Instead, God answers prayer by drawing us closer to him. In this sense, I would say, not that God answers every prayer but the answer is sometimes 'no', but I would say rather that God answers every prayer and the answer is always 'yes', even though we may sometimes fail to see the answer, because, like the woman at the well, we don't always know what we're asking for. If I continue to die of cancer, in spite of prayers that I be saved, it is not because God "has other plans" for me. He is, in fact, answering my prayer by loving me and the faith that I display in him by uttering the prayer in the first place. If I expect him to heal my cancer, it may be that I will be disappointed if there is no cure. I may be tempted to say, "My faith was not great enough"; or "God will bring some greater good out of this evil". But responses like these fail to see what prayer fundamentally is, because they assess the "success" of a prayer in terms of whether the human desire for material comfort was met.

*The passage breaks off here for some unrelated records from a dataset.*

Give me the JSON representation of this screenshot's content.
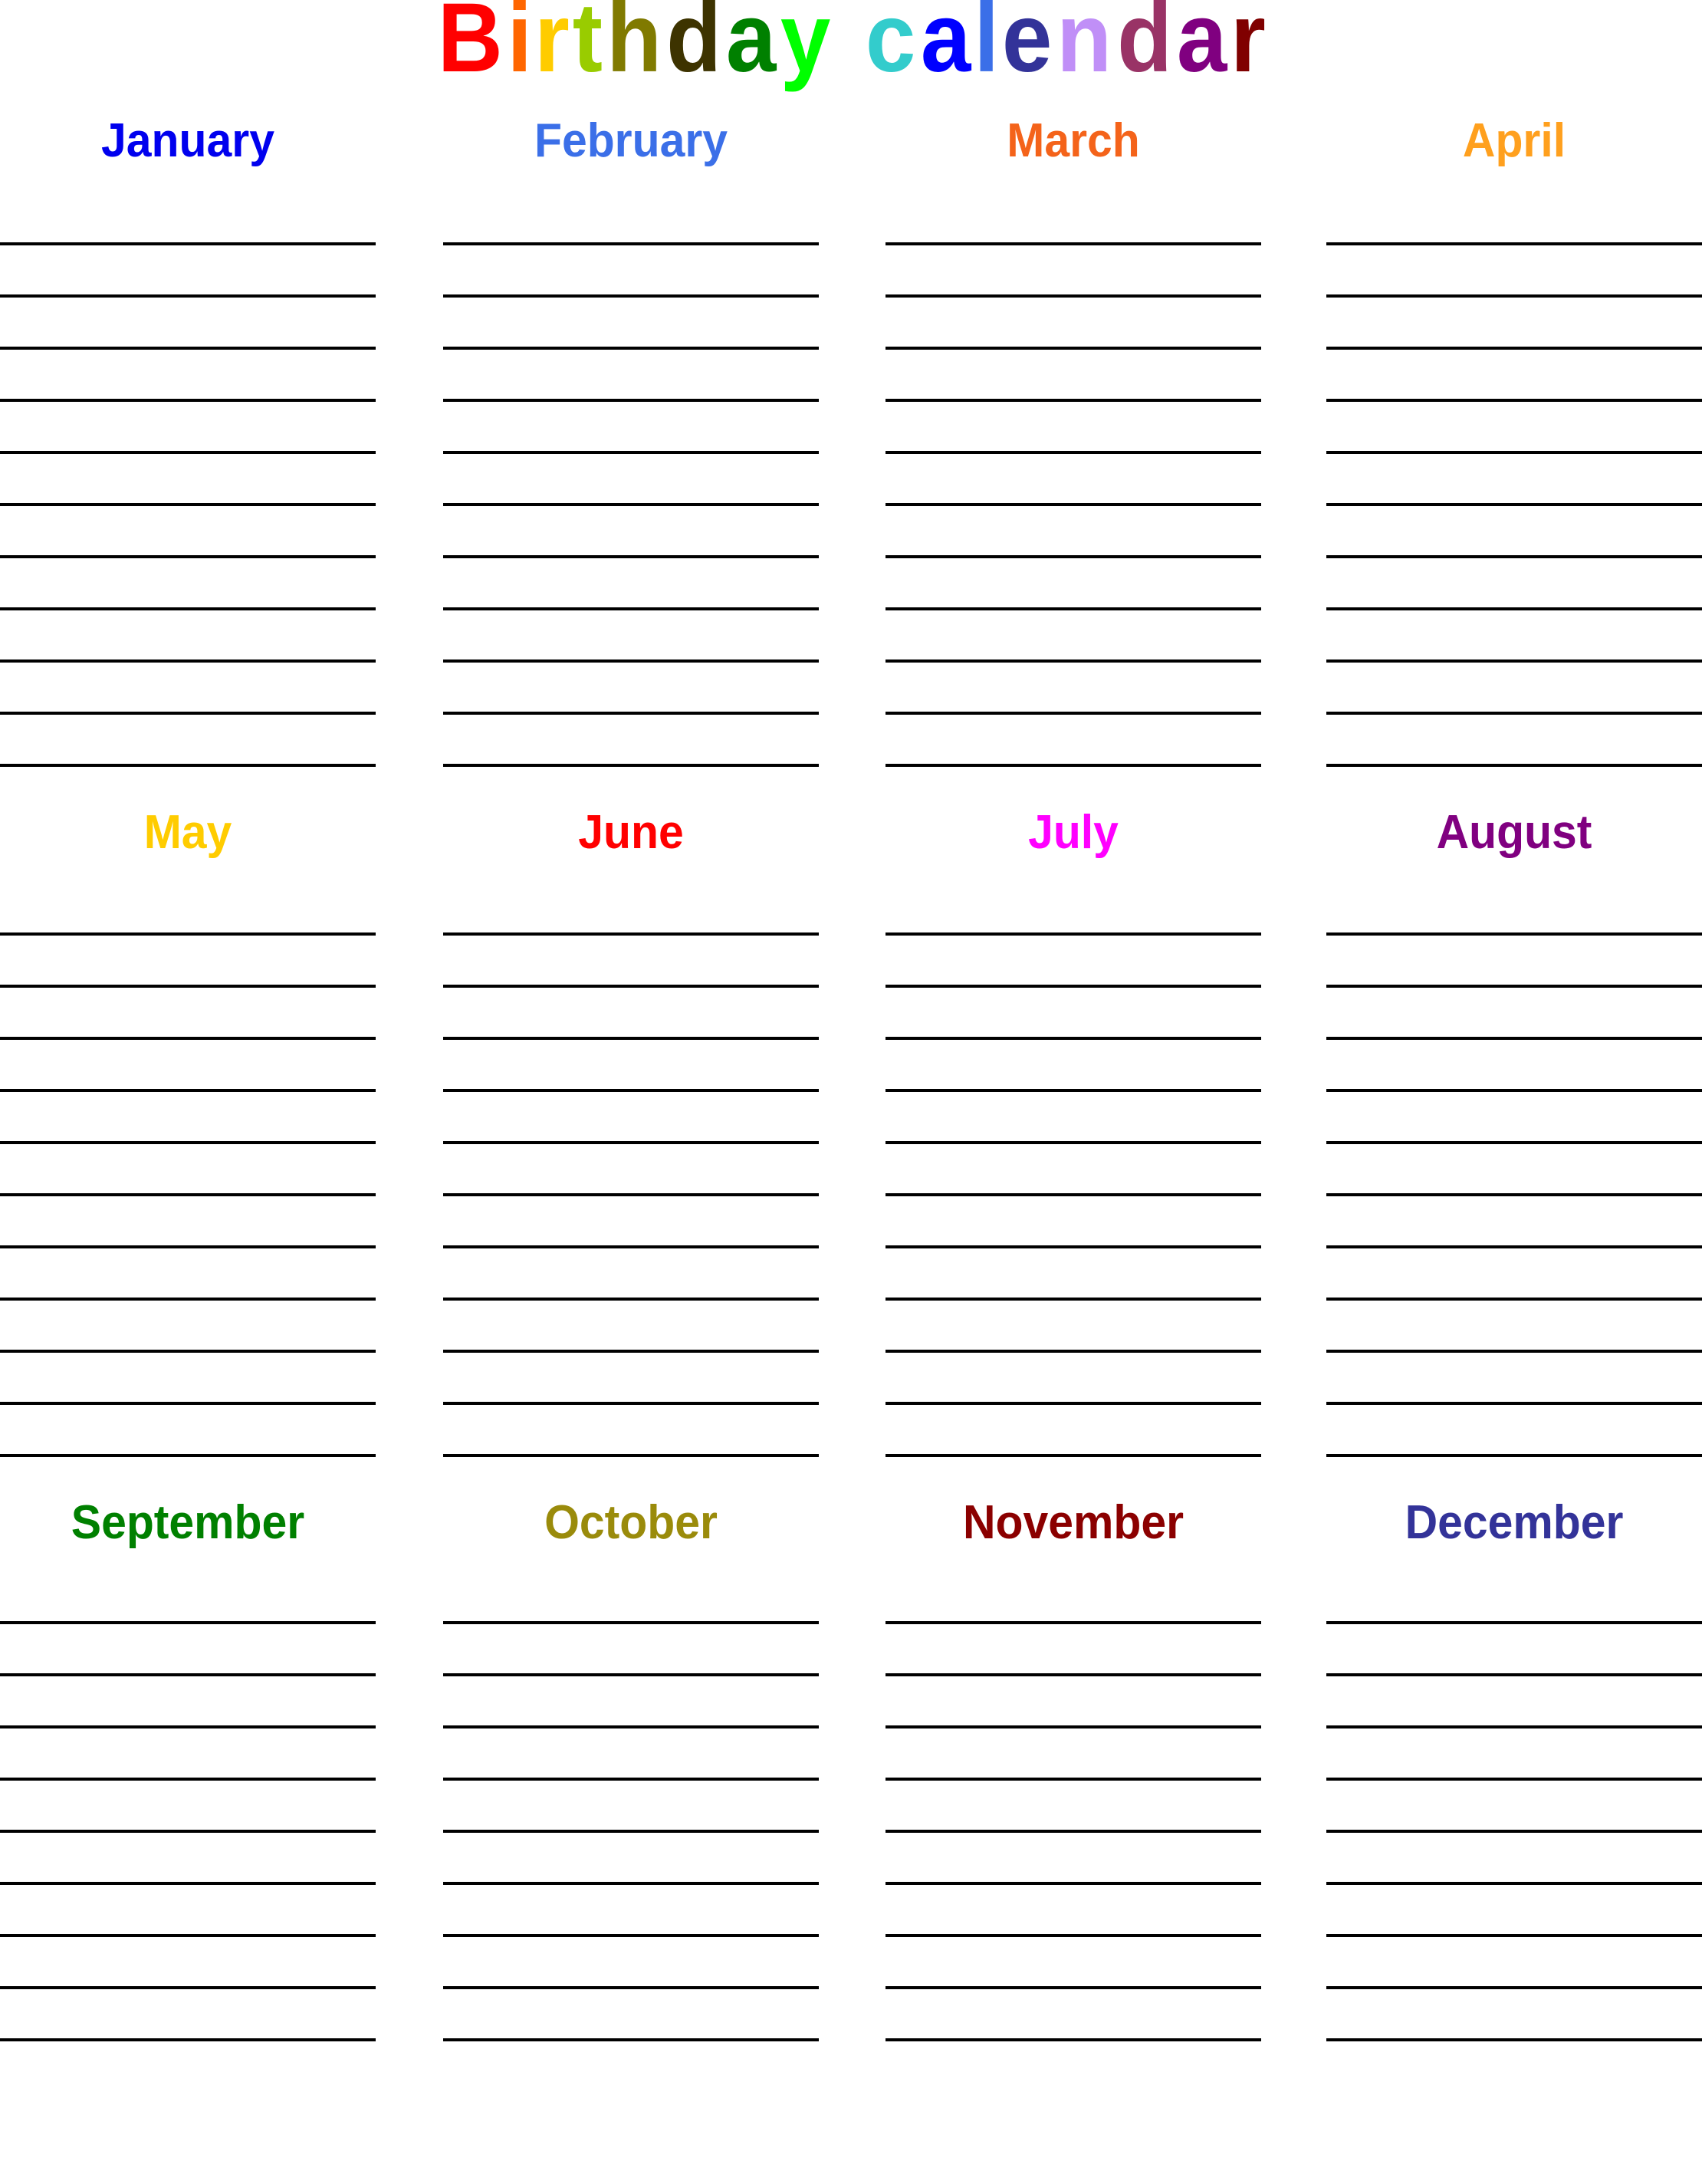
{
  "page": {
    "background_color": "#FFFFFF",
    "line_color": "#000000",
    "lines_per_month": 11
  },
  "title": {
    "text": "Birthday calendar",
    "letters": [
      {
        "char": "B",
        "color": "#FF0000"
      },
      {
        "char": "i",
        "color": "#FF6600"
      },
      {
        "char": "r",
        "color": "#FFCC00"
      },
      {
        "char": "t",
        "color": "#99CC00"
      },
      {
        "char": "h",
        "color": "#807A00"
      },
      {
        "char": "d",
        "color": "#3D3300"
      },
      {
        "char": "a",
        "color": "#008000"
      },
      {
        "char": "y",
        "color": "#00FF00"
      },
      {
        "char": " ",
        "color": "transparent"
      },
      {
        "char": "c",
        "color": "#33CCCC"
      },
      {
        "char": "a",
        "color": "#0000FF"
      },
      {
        "char": "l",
        "color": "#3B6FE8"
      },
      {
        "char": "e",
        "color": "#333399"
      },
      {
        "char": "n",
        "color": "#C08FF7"
      },
      {
        "char": "d",
        "color": "#993366"
      },
      {
        "char": "a",
        "color": "#800080"
      },
      {
        "char": "r",
        "color": "#800000"
      }
    ]
  },
  "months": [
    {
      "name": "January",
      "color": "#0000EE",
      "column": 1,
      "row": 1,
      "lines": 11
    },
    {
      "name": "February",
      "color": "#3B6FE8",
      "column": 2,
      "row": 1,
      "lines": 11
    },
    {
      "name": "March",
      "color": "#F4631A",
      "column": 3,
      "row": 1,
      "lines": 11
    },
    {
      "name": "April",
      "color": "#FFA01E",
      "column": 4,
      "row": 1,
      "lines": 11
    },
    {
      "name": "May",
      "color": "#FFCC00",
      "column": 1,
      "row": 2,
      "lines": 11
    },
    {
      "name": "June",
      "color": "#FF0000",
      "column": 2,
      "row": 2,
      "lines": 11
    },
    {
      "name": "July",
      "color": "#FF00FF",
      "column": 3,
      "row": 2,
      "lines": 11
    },
    {
      "name": "August",
      "color": "#800080",
      "column": 4,
      "row": 2,
      "lines": 11
    },
    {
      "name": "September",
      "color": "#008000",
      "column": 1,
      "row": 3,
      "lines": 9
    },
    {
      "name": "October",
      "color": "#9A8B0B",
      "column": 2,
      "row": 3,
      "lines": 9
    },
    {
      "name": "November",
      "color": "#8B0000",
      "column": 3,
      "row": 3,
      "lines": 9
    },
    {
      "name": "December",
      "color": "#333399",
      "column": 4,
      "row": 3,
      "lines": 9
    }
  ]
}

The best prayer, the prayer that ought to be in every Christian heart at all times, is always "thy will be done". It should be an obvious corollary of that prayer that we do not wish for God's will to conform to ours when it gets done, but that ours be conformed to his, whatever it may be. In this sense, the Christian calling can be a very difficult one, because we are animals that have desires, and we tend to judge our fortunes, our human flourishing, in terms of how well our desires have been met. We often fail to understand that there is one desire that is not a material one that matters more than any other, and that meeting that desire often involves sacrificing all of the other desires. That is what martyrdom amounts to: bearing witness to the truth of the Gospel, that there is a way of life that is not always materially comfortable but that is always preferable to any other way of life because it is spiritually comfortable.